▶ [Task goal]: Print out the data below with every line intact.

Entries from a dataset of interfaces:
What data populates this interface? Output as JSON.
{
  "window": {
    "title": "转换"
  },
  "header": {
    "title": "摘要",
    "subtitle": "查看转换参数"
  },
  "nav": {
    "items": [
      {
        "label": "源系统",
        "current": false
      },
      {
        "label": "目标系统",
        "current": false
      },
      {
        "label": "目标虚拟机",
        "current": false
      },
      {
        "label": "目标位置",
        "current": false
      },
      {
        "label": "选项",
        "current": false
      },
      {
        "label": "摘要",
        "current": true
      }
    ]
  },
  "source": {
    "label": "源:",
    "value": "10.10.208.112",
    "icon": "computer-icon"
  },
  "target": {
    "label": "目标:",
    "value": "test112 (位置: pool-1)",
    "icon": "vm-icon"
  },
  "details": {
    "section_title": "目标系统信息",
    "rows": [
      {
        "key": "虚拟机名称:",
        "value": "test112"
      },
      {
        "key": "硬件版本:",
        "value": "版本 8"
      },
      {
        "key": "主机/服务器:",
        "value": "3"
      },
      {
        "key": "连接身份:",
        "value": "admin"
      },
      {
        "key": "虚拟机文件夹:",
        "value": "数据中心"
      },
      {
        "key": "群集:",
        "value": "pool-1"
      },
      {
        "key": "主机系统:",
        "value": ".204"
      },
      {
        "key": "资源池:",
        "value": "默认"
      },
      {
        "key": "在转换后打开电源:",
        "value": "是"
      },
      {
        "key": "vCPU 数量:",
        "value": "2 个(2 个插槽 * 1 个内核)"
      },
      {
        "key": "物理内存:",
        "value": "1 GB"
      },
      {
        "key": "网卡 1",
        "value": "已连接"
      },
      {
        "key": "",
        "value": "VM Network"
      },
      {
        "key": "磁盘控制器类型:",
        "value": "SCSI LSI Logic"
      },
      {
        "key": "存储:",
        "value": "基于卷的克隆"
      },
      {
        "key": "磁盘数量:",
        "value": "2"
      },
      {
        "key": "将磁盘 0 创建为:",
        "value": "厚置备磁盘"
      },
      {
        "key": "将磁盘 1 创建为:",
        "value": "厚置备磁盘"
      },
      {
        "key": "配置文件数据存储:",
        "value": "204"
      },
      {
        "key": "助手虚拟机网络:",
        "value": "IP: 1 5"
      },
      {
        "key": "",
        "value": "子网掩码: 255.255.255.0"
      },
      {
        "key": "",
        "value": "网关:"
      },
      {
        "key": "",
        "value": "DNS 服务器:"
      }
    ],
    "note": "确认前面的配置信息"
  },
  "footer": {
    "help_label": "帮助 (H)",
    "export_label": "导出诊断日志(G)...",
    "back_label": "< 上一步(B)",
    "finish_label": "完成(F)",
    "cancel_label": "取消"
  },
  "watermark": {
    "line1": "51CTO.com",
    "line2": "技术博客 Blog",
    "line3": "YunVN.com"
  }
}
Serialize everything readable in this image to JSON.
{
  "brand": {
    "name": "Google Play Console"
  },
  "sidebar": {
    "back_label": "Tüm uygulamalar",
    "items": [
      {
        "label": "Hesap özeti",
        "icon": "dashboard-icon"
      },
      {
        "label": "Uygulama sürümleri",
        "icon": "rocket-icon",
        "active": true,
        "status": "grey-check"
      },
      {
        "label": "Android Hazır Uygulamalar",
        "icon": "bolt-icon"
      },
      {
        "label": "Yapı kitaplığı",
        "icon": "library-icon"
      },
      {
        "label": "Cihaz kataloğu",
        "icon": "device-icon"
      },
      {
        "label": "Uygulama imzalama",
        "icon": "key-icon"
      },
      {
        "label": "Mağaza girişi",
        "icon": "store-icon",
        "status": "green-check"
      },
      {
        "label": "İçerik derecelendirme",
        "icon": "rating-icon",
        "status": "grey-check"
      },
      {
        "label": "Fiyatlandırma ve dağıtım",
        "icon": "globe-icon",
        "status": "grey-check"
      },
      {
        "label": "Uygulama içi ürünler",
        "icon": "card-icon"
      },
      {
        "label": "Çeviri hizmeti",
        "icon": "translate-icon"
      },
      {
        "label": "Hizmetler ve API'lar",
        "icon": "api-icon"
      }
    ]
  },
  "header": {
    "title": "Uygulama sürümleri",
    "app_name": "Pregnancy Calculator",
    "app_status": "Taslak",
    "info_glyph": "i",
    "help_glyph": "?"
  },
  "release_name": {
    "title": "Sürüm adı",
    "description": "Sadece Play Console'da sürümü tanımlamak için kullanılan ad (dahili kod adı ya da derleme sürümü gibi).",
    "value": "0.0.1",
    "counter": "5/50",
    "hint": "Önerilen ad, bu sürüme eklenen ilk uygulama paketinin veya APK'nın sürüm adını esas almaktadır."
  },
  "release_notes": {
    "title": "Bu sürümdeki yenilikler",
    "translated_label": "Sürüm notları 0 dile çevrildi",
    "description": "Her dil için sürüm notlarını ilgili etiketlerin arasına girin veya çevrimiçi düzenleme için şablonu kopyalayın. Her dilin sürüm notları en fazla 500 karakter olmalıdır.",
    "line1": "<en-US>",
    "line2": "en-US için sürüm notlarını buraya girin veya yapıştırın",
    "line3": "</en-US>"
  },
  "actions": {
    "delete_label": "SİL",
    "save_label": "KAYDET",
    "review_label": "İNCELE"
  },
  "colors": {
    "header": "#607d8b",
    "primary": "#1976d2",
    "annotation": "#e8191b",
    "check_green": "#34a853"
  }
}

▶ [Solution to the exercise]:
What data populates this interface? Output as JSON.
{
  "window": {
    "title": "转换"
  },
  "header": {
    "title": "摘要",
    "subtitle": "查看转换参数"
  },
  "nav": {
    "items": [
      {
        "label": "源系统",
        "current": false
      },
      {
        "label": "目标系统",
        "current": false
      },
      {
        "label": "目标虚拟机",
        "current": false
      },
      {
        "label": "目标位置",
        "current": false
      },
      {
        "label": "选项",
        "current": false
      },
      {
        "label": "摘要",
        "current": true
      }
    ]
  },
  "source": {
    "label": "源:",
    "value": "10.10.208.112",
    "icon": "computer-icon"
  },
  "target": {
    "label": "目标:",
    "value": "test112 (位置: pool-1)",
    "icon": "vm-icon"
  },
  "details": {
    "section_title": "目标系统信息",
    "rows": [
      {
        "key": "虚拟机名称:",
        "value": "test112"
      },
      {
        "key": "硬件版本:",
        "value": "版本 8"
      },
      {
        "key": "主机/服务器:",
        "value": "3"
      },
      {
        "key": "连接身份:",
        "value": "admin"
      },
      {
        "key": "虚拟机文件夹:",
        "value": "数据中心"
      },
      {
        "key": "群集:",
        "value": "pool-1"
      },
      {
        "key": "主机系统:",
        "value": ".204"
      },
      {
        "key": "资源池:",
        "value": "默认"
      },
      {
        "key": "在转换后打开电源:",
        "value": "是"
      },
      {
        "key": "vCPU 数量:",
        "value": "2 个(2 个插槽 * 1 个内核)"
      },
      {
        "key": "物理内存:",
        "value": "1 GB"
      },
      {
        "key": "网卡 1",
        "value": "已连接"
      },
      {
        "key": "",
        "value": "VM Network"
      },
      {
        "key": "磁盘控制器类型:",
        "value": "SCSI LSI Logic"
      },
      {
        "key": "存储:",
        "value": "基于卷的克隆"
      },
      {
        "key": "磁盘数量:",
        "value": "2"
      },
      {
        "key": "将磁盘 0 创建为:",
        "value": "厚置备磁盘"
      },
      {
        "key": "将磁盘 1 创建为:",
        "value": "厚置备磁盘"
      },
      {
        "key": "配置文件数据存储:",
        "value": "204"
      },
      {
        "key": "助手虚拟机网络:",
        "value": "IP: 1 5"
      },
      {
        "key": "",
        "value": "子网掩码: 255.255.255.0"
      },
      {
        "key": "",
        "value": "网关:"
      },
      {
        "key": "",
        "value": "DNS 服务器:"
      }
    ],
    "note": "确认前面的配置信息"
  },
  "footer": {
    "help_label": "帮助 (H)",
    "export_label": "导出诊断日志(G)...",
    "back_label": "< 上一步(B)",
    "finish_label": "完成(F)",
    "cancel_label": "取消"
  },
  "watermark": {
    "line1": "51CTO.com",
    "line2": "技术博客 Blog",
    "line3": "YunVN.com"
  }
}
Serialize everything readable in this image to JSON.
{
  "brand": {
    "name": "Google Play Console"
  },
  "sidebar": {
    "back_label": "Tüm uygulamalar",
    "items": [
      {
        "label": "Hesap özeti",
        "icon": "dashboard-icon"
      },
      {
        "label": "Uygulama sürümleri",
        "icon": "rocket-icon",
        "active": true,
        "status": "grey-check"
      },
      {
        "label": "Android Hazır Uygulamalar",
        "icon": "bolt-icon"
      },
      {
        "label": "Yapı kitaplığı",
        "icon": "library-icon"
      },
      {
        "label": "Cihaz kataloğu",
        "icon": "device-icon"
      },
      {
        "label": "Uygulama imzalama",
        "icon": "key-icon"
      },
      {
        "label": "Mağaza girişi",
        "icon": "store-icon",
        "status": "green-check"
      },
      {
        "label": "İçerik derecelendirme",
        "icon": "rating-icon",
        "status": "grey-check"
      },
      {
        "label": "Fiyatlandırma ve dağıtım",
        "icon": "globe-icon",
        "status": "grey-check"
      },
      {
        "label": "Uygulama içi ürünler",
        "icon": "card-icon"
      },
      {
        "label": "Çeviri hizmeti",
        "icon": "translate-icon"
      },
      {
        "label": "Hizmetler ve API'lar",
        "icon": "api-icon"
      }
    ]
  },
  "header": {
    "title": "Uygulama sürümleri",
    "app_name": "Pregnancy Calculator",
    "app_status": "Taslak",
    "info_glyph": "i",
    "help_glyph": "?"
  },
  "release_name": {
    "title": "Sürüm adı",
    "description": "Sadece Play Console'da sürümü tanımlamak için kullanılan ad (dahili kod adı ya da derleme sürümü gibi).",
    "value": "0.0.1",
    "counter": "5/50",
    "hint": "Önerilen ad, bu sürüme eklenen ilk uygulama paketinin veya APK'nın sürüm adını esas almaktadır."
  },
  "release_notes": {
    "title": "Bu sürümdeki yenilikler",
    "translated_label": "Sürüm notları 0 dile çevrildi",
    "description": "Her dil için sürüm notlarını ilgili etiketlerin arasına girin veya çevrimiçi düzenleme için şablonu kopyalayın. Her dilin sürüm notları en fazla 500 karakter olmalıdır.",
    "line1": "<en-US>",
    "line2": "en-US için sürüm notlarını buraya girin veya yapıştırın",
    "line3": "</en-US>"
  },
  "actions": {
    "delete_label": "SİL",
    "save_label": "KAYDET",
    "review_label": "İNCELE"
  },
  "colors": {
    "header": "#607d8b",
    "primary": "#1976d2",
    "annotation": "#e8191b",
    "check_green": "#34a853"
  }
}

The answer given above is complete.